About 3.5 to 4 percent of people worldwide suffer from food allergies, according to researchers at the University of Nebraska; a portion of these people have an allergy to shellfish, including oysters. Evidence presented in the 2008 issue of “Advances in Food and Nutrition Research” indicates that tropomyosin, a protein, is the allergen in oysters that triggers a reaction. Some side effects of eating oysters, both raw and cooked, when you have a sensitivity to tropomyosin include skin rashes and other skin problems, mouth or facial swelling and abdominal pain as well as more serious effects, such as anaphylactic shock that can lead to death.

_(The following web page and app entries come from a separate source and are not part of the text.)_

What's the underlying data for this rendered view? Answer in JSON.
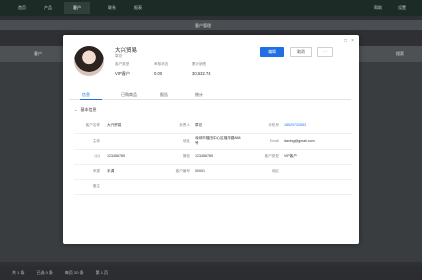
{
  "background": {
    "nav": [
      "首页",
      "产品",
      "客户",
      "联系",
      "报表"
    ],
    "nav_right": [
      "帮助",
      "设置"
    ],
    "subbar_title": "客户管理",
    "row_label": "客户",
    "row_right": "搜索",
    "bottom": [
      "共 1 条",
      "已选 0 条",
      "每页 20 条",
      "第 1 页"
    ]
  },
  "modal": {
    "window_controls": [
      "□",
      "×"
    ],
    "company": "大兴贸易",
    "subname": "章总",
    "stats": [
      {
        "label": "客户类型",
        "value": "VIP客户"
      },
      {
        "label": "审核状态",
        "value": "0.00"
      },
      {
        "label": "累计销售",
        "value": "30,532.74"
      }
    ],
    "buttons": {
      "primary": "编辑",
      "secondary": "取消",
      "more": "···"
    },
    "tabs": [
      "信息",
      "已购商品",
      "报告",
      "统计"
    ],
    "section_title": "基本信息",
    "rows": [
      [
        {
          "label": "客户名称",
          "value": "大兴贸易"
        },
        {
          "label": "负责人",
          "value": "章总"
        },
        {
          "label": "手机号",
          "value": "18529732653"
        }
      ],
      [
        {
          "label": "主体",
          "value": ""
        },
        {
          "label": "地址",
          "value": "深圳市福田中心区福华路888号"
        },
        {
          "label": "Email",
          "value": "daxing@gmail.com"
        }
      ],
      [
        {
          "label": "QQ",
          "value": "123456789"
        },
        {
          "label": "微信",
          "value": "123456789"
        },
        {
          "label": "客户类型",
          "value": "VIP客户"
        }
      ],
      [
        {
          "label": "来源",
          "value": "手调"
        },
        {
          "label": "客户编号",
          "value": "00001"
        },
        {
          "label": "地区",
          "value": ""
        }
      ],
      [
        {
          "label": "备注",
          "value": ""
        }
      ]
    ]
  }
}
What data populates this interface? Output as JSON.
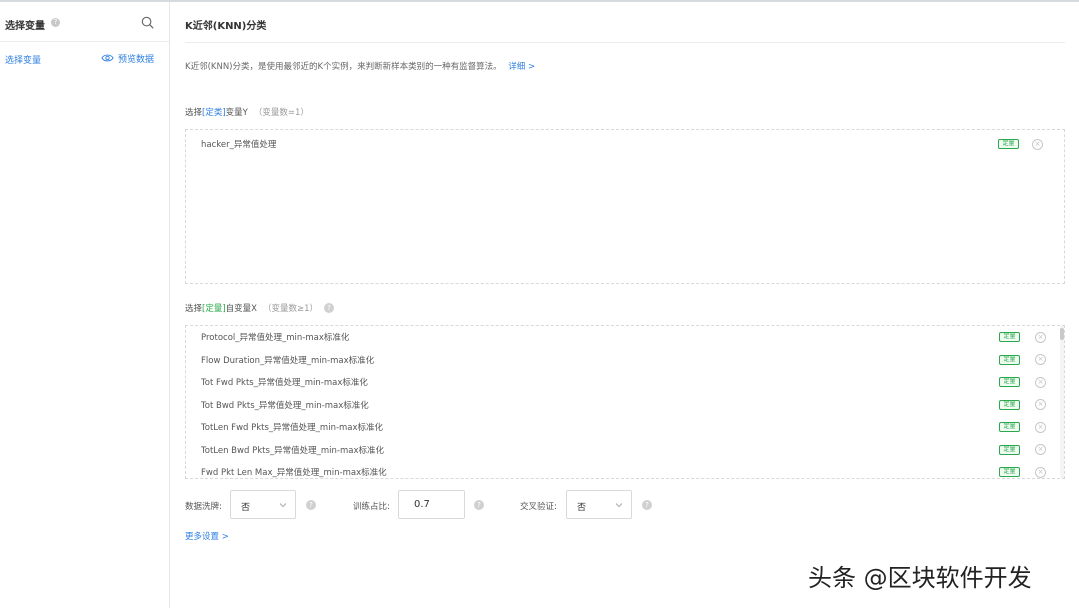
{
  "sidebar": {
    "title": "选择变量",
    "help": "?",
    "tab_label": "选择变量",
    "preview_label": "预览数据"
  },
  "main": {
    "title": "K近邻(KNN)分类",
    "description": "K近邻(KNN)分类，是使用最邻近的K个实例，来判断新样本类别的一种有监督算法。",
    "detail_link": "详细 >",
    "y_section": {
      "prefix": "选择",
      "tag": "[定类]",
      "label": "变量Y",
      "count": "（变量数=1）",
      "items": [
        {
          "name": "hacker_异常值处理",
          "badge": "定量"
        }
      ]
    },
    "x_section": {
      "prefix": "选择",
      "tag": "[定量]",
      "label": "自变量X",
      "count": "（变量数≥1）",
      "help": "?",
      "items": [
        {
          "name": "Protocol_异常值处理_min-max标准化",
          "badge": "定量"
        },
        {
          "name": "Flow Duration_异常值处理_min-max标准化",
          "badge": "定量"
        },
        {
          "name": "Tot Fwd Pkts_异常值处理_min-max标准化",
          "badge": "定量"
        },
        {
          "name": "Tot Bwd Pkts_异常值处理_min-max标准化",
          "badge": "定量"
        },
        {
          "name": "TotLen Fwd Pkts_异常值处理_min-max标准化",
          "badge": "定量"
        },
        {
          "name": "TotLen Bwd Pkts_异常值处理_min-max标准化",
          "badge": "定量"
        },
        {
          "name": "Fwd Pkt Len Max_异常值处理_min-max标准化",
          "badge": "定量"
        }
      ]
    },
    "settings": {
      "shuffle_label": "数据洗牌:",
      "shuffle_value": "否",
      "train_ratio_label": "训练占比:",
      "train_ratio_value": "0.7",
      "cross_val_label": "交叉验证:",
      "cross_val_value": "否",
      "help": "?"
    },
    "more_settings": "更多设置 >"
  },
  "remove_glyph": "×",
  "watermark": "头条 @区块软件开发",
  "colors": {
    "link": "#2d7fe0",
    "badge": "#2aa84a",
    "border": "#d9d9d9"
  }
}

Oysters are quite high in iron – a 3-ounce serving contains 44 percent of the daily value. While getting the iron you need is important for your red blood cell count, people with hemochromatosis, a genetic condition that causes over-absorption of iron in your digestive tract, may need to avoid eating oysters so they don't experience the adverse health effects associated with this condition, including abdominal pain, lethargy, loss of body hair and a change in your skin color.

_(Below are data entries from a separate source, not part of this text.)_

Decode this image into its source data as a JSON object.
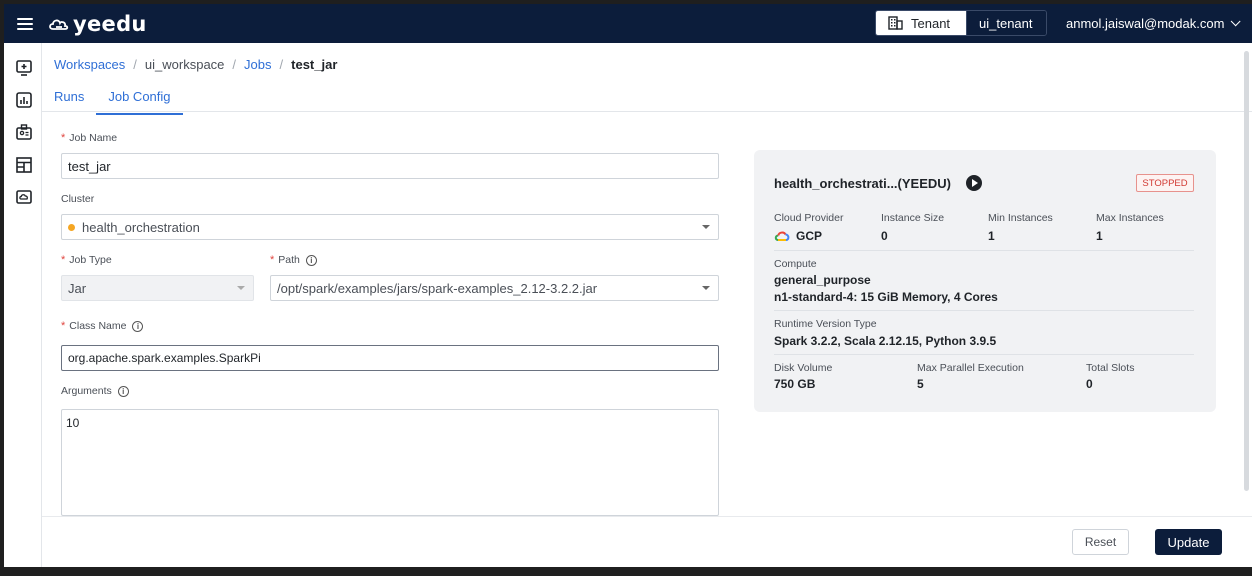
{
  "header": {
    "brand": "yeedu",
    "tenant_label": "Tenant",
    "tenant_value": "ui_tenant",
    "user_email": "anmol.jaiswal@modak.com"
  },
  "sidebar": {
    "icons": [
      "add-monitor-icon",
      "bar-chart-icon",
      "id-badge-icon",
      "layout-icon",
      "cloud-monitor-icon"
    ]
  },
  "breadcrumb": {
    "items": [
      "Workspaces",
      "ui_workspace",
      "Jobs"
    ],
    "current": "test_jar"
  },
  "tabs": [
    "Runs",
    "Job Config"
  ],
  "active_tab": "Job Config",
  "form": {
    "job_name": {
      "label": "Job Name",
      "value": "test_jar"
    },
    "cluster": {
      "label": "Cluster",
      "value": "health_orchestration",
      "status_color": "#f5a623"
    },
    "job_type": {
      "label": "Job Type",
      "value": "Jar"
    },
    "path": {
      "label": "Path",
      "value": "/opt/spark/examples/jars/spark-examples_2.12-3.2.2.jar"
    },
    "class_name": {
      "label": "Class Name",
      "value": "org.apache.spark.examples.SparkPi"
    },
    "arguments": {
      "label": "Arguments",
      "value": "10"
    }
  },
  "cluster_card": {
    "title": "health_orchestrati...(YEEDU)",
    "status": "STOPPED",
    "cloud_provider_label": "Cloud Provider",
    "cloud_provider_value": "GCP",
    "instance_size_label": "Instance Size",
    "instance_size_value": "0",
    "min_instances_label": "Min Instances",
    "min_instances_value": "1",
    "max_instances_label": "Max Instances",
    "max_instances_value": "1",
    "compute_label": "Compute",
    "compute_value": "general_purpose",
    "compute_detail": "n1-standard-4:  15 GiB Memory,  4 Cores",
    "runtime_label": "Runtime Version Type",
    "runtime_value": "Spark 3.2.2, Scala 2.12.15, Python 3.9.5",
    "disk_label": "Disk Volume",
    "disk_value": "750 GB",
    "max_parallel_label": "Max Parallel Execution",
    "max_parallel_value": "5",
    "total_slots_label": "Total Slots",
    "total_slots_value": "0"
  },
  "actions": {
    "reset": "Reset",
    "update": "Update"
  },
  "colors": {
    "header_bg": "#0c1d3b",
    "link": "#2f6fd6",
    "required": "#e0453f",
    "stopped": "#d23a33"
  }
}
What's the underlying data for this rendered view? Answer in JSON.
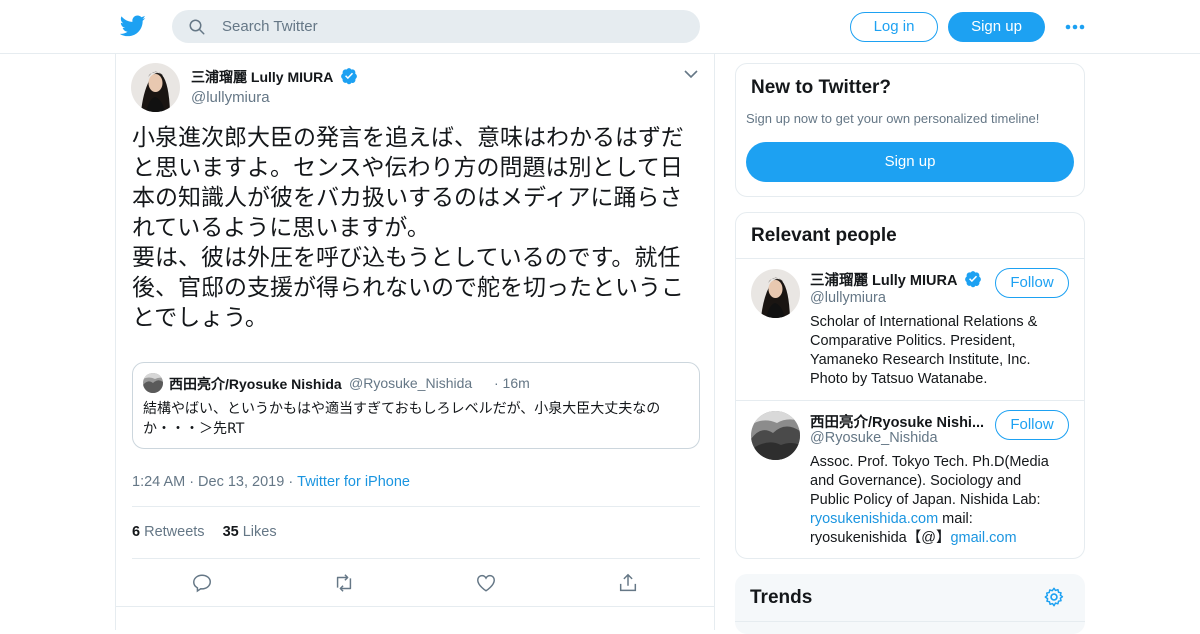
{
  "topbar": {
    "search_placeholder": "Search Twitter",
    "login_label": "Log in",
    "signup_label": "Sign up"
  },
  "tweet": {
    "author_name": "三浦瑠麗 Lully MIURA",
    "author_handle": "@lullymiura",
    "text": "小泉進次郎大臣の発言を追えば、意味はわかるはずだと思いますよ。センスや伝わり方の問題は別として日本の知識人が彼をバカ扱いするのはメディアに踊らされているように思いますが。\n要は、彼は外圧を呼び込もうとしているのです。就任後、官邸の支援が得られないので舵を切ったということでしょう。",
    "quote": {
      "name": "西田亮介/Ryosuke Nishida",
      "handle": "@Ryosuke_Nishida",
      "time": "· 16m",
      "text": "結構やばい、というかもはや適当すぎておもしろレベルだが、小泉大臣大丈夫なのか・・・＞先RT"
    },
    "time": "1:24 AM",
    "date": "Dec 13, 2019",
    "source": "Twitter for iPhone",
    "retweets_count": "6",
    "retweets_label": "Retweets",
    "likes_count": "35",
    "likes_label": "Likes"
  },
  "sidebar": {
    "new_to_twitter": {
      "title": "New to Twitter?",
      "subtitle": "Sign up now to get your own personalized timeline!",
      "signup_label": "Sign up"
    },
    "relevant_people": {
      "title": "Relevant people",
      "people": [
        {
          "name": "三浦瑠麗 Lully MIURA",
          "handle": "@lullymiura",
          "bio": "Scholar of International Relations & Comparative Politics. President, Yamaneko Research Institute, Inc. Photo by Tatsuo Watanabe.",
          "follow_label": "Follow"
        },
        {
          "name": "西田亮介/Ryosuke Nishi...",
          "handle": "@Ryosuke_Nishida",
          "bio_text": "Assoc. Prof. Tokyo Tech. Ph.D(Media and Governance). Sociology and Public Policy of Japan. Nishida Lab: ",
          "bio_link1": "ryosukenishida.com",
          "bio_mid": " mail: ryosukenishida【@】",
          "bio_link2": "gmail.com",
          "follow_label": "Follow"
        }
      ]
    },
    "trends": {
      "title": "Trends"
    }
  },
  "colors": {
    "accent": "#1da1f2",
    "link": "#1b95e0",
    "muted": "#657786",
    "border": "#e6ecf0"
  },
  "icons": [
    "twitter-bird-icon",
    "search-icon",
    "more-dots-icon",
    "verified-icon",
    "chevron-down-icon",
    "reply-icon",
    "retweet-icon",
    "like-icon",
    "share-icon",
    "gear-icon"
  ]
}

Eating oysters may cause stomach problems, and not just from allergies or bacterial infections. Three ounces of oysters contain 67 milligrams of zinc, or 445 percent of the daily value. Even this quantity of oysters may be enough to trigger gastrointestinal reactions, since it is above the tolerable upper intake level of 40 milligrams per day. These reactions include vomiting, diarrhea and abdominal cramps. The problems caused by the zinc in oysters generally hit within three to ten hours of consumption and fade quickly after your zinc level returns to normal.